Some people are surprised when they first find out that the Church requires years of philosophy for those preparing for the priesthood. In the midst of my Ancient Philosophy course, I was prone to lose sight of its helpfulness toward the end goal. Does it really matter whether Thales thought the universe was made of water? Do I really need to know why Parmenides said that motion was impossible? I mean, no one in our society denies motion, but people do deny the Eucharist and objective morality. How easy it is to want to get on with philosophy and get to theology—the good stuff.
The typical response to all this is that philosophy helps you to think critically and that a good philosophical background is necessary for a good theological education. And I could not agree more fully. But one additional perk is that philosophical arguments often serve as great analogies for the Christian life.
For Plato, what we experience is not reality. He claims that reality is transcendent; only the transcendent “forms” are truly real. Take a horse for instance. You can see and touch the horse, but the horse is only a glimpse of reality. Instead, the true reality of the horse is its form of “horse-ness”. Only by transcending this physical realm will we be able to truly experience reality. Plato explains this teaching by means of his famous Allegory of the Cave.
In Plato’s cave we find a crowd of people staring at shadows on the wall. Since these people have never left the cave or turned around to see the puppets casting the shadows, this is all they know. The shadows are their reality. But then, one man turns around, sees the puppets for what they are, and walks outside into the daylight. Blinded by the overwhelming light of day, he suddenly realizes that these shadows were only suggestive of reality. In stepping outside, he has come to experience Plato’s transcendent reality. Because the man was brave enough to endure the daylight stinging his cave adjusted eyes, he can now know the truth. He is amazed and enamored with his discovery of reality. He never wants to return to the cave’s darkness now that he can behold reality face-to-face.
Instead of permitting the man to stay outside the cave, Plato teaches that the man must return to rule the people as their Philosopher-King. He has an obligation to govern the cave dwellers for they will be worse off without him.

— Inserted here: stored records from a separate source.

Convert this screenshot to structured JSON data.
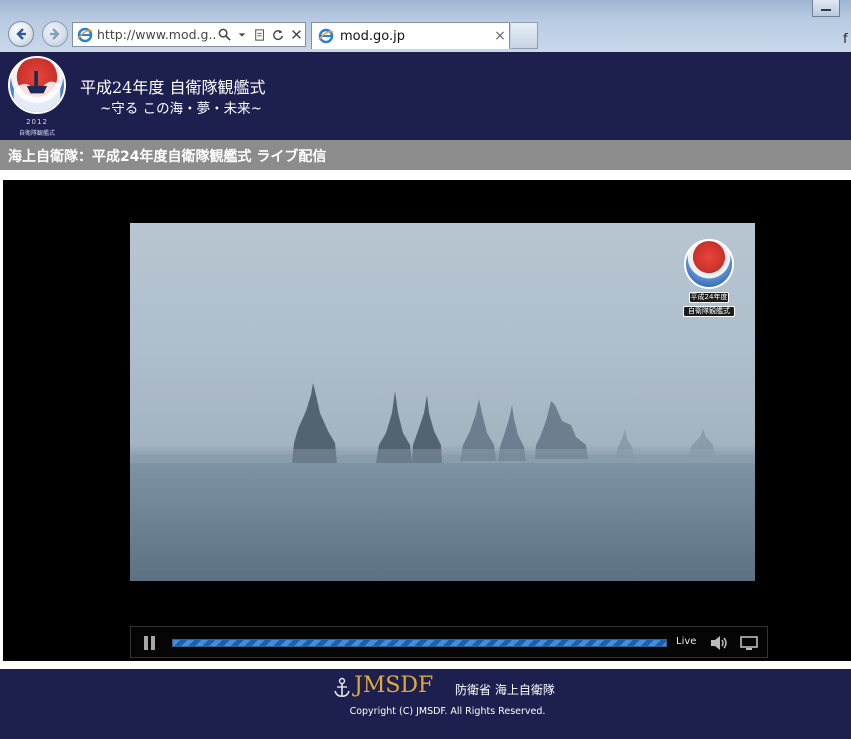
{
  "browser": {
    "address_url": "http://www.mod.g...",
    "tab_title": "mod.go.jp",
    "tab_close_glyph": "×",
    "address_tools": [
      "search-icon",
      "dropdown-icon",
      "compat-icon",
      "refresh-icon",
      "stop-icon"
    ]
  },
  "header": {
    "logo_year": "2012",
    "logo_caption": "自衛隊観艦式",
    "title": "平成24年度 自衛隊観艦式",
    "subtitle": "~守る この海・夢・未来~"
  },
  "section": {
    "title": "海上自衛隊：平成24年度自衛隊観艦式 ライブ配信"
  },
  "player": {
    "watermark_line1": "平成24年度",
    "watermark_line2": "自衛隊観艦式",
    "live_label": "Live",
    "progress": 1.0,
    "state": "playing"
  },
  "footer": {
    "brand": "JMSDF",
    "ministry": "防衛省  海上自衛隊",
    "copyright": "Copyright (C) JMSDF. All Rights Reserved."
  },
  "colors": {
    "header_bg": "#1d1f4f",
    "section_bar_bg": "#8c8c8c",
    "brand_gold": "#e0a93a",
    "progress_blue": "#3f8fe0"
  }
}
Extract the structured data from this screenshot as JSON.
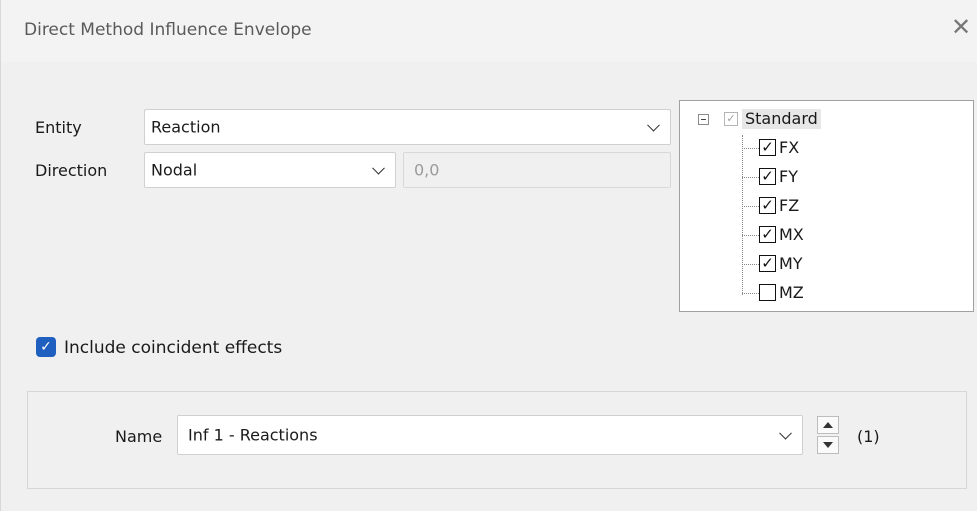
{
  "window": {
    "title": "Direct Method Influence Envelope",
    "close_glyph": "✕"
  },
  "form": {
    "entity_label": "Entity",
    "entity_value": "Reaction",
    "direction_label": "Direction",
    "direction_value": "Nodal",
    "direction_extra": "0,0"
  },
  "tree": {
    "root_label": "Standard",
    "root_check_glyph": "✓",
    "items": [
      {
        "label": "FX",
        "checked": true,
        "glyph": "✓"
      },
      {
        "label": "FY",
        "checked": true,
        "glyph": "✓"
      },
      {
        "label": "FZ",
        "checked": true,
        "glyph": "✓"
      },
      {
        "label": "MX",
        "checked": true,
        "glyph": "✓"
      },
      {
        "label": "MY",
        "checked": true,
        "glyph": "✓"
      },
      {
        "label": "MZ",
        "checked": false,
        "glyph": ""
      }
    ]
  },
  "include_coincident": {
    "label": "Include coincident effects",
    "checked": true,
    "glyph": "✓"
  },
  "name_group": {
    "label": "Name",
    "value": "Inf 1 - Reactions",
    "count": "(1)"
  },
  "colors": {
    "accent": "#1f5fbf",
    "tree_border": "#a0a0a0",
    "dialog_bg": "#f0f0f0"
  }
}
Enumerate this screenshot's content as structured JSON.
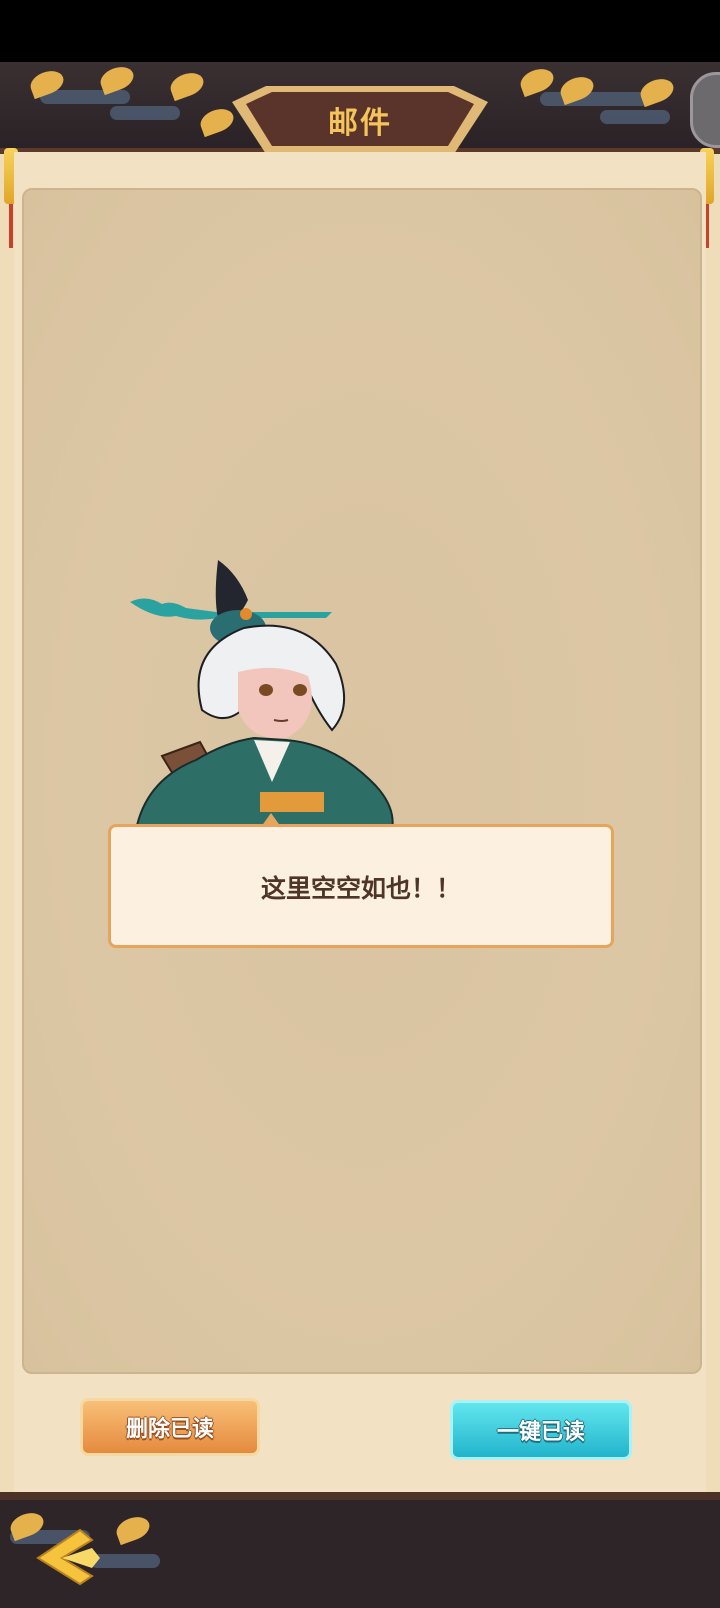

I won’t get into all the problematic aspects of Plato’s teaching on the forms. Let it suffice to say that for Aristotle and St. Thomas, reality is immanent. The computer screen you are currently looking at is real. Metaphysical problems aside, Plato’s Allegory of the Cave is a great analogy for the Christian life.
Let’s say that the cave is the world we live in, the shadows are created goods, and the outside is the spiritual realm. Just like the many cave dwellers in Plato’s story, it is very easy for us to get consumed by the things around us. We can be so focused on the shadows inside the cave, lured by the promise of riches and material goods, that we forget there is more to this life. But like the man who escapes the cave, the Christian faces the bright light. This walking out of the cave is the very journey of the Christian here on Earth. The Christian walks out of the cave, realizes there is more to life than this passing world, and has a conversion of heart. Just as the bright light was painful to the cave dweller’s eyes, so the Christian life is not easy. For “if any man would come after me, let him deny himself and take up his cross and follow me” (Mt 16:24). We have to face our imperfections and embrace the trials in our life, always aware that these difficulties are oriented towards something good. We don’t embrace the cross because the cross is pleasurable, we embrace it for the sake of life with Christ.
Heeding the advice of Plato, we too must return to the cave. We cannot be content with our own faith and keep it locked up for ourselves. However, we must not return to lord it over others (cf. Mt 20:25), as Plato proposes. Instead, we must tell others about the light of the world (cf. Jn 8:12), so that they might experience the beauty of the Truth outside the cave. Plato only permits a select few to leave the cave, but Christ “desires all men to be saved and to come to the knowledge of the truth” (1 Tim 2:4). During this year of faith, let us take the light we have received and return to the cave, taking to heart the words that Christ continues to speak to the Church, “Go into all the world and preach the Gospel” (Mk 6:15).
Image: Nicholas Roerich, Bowels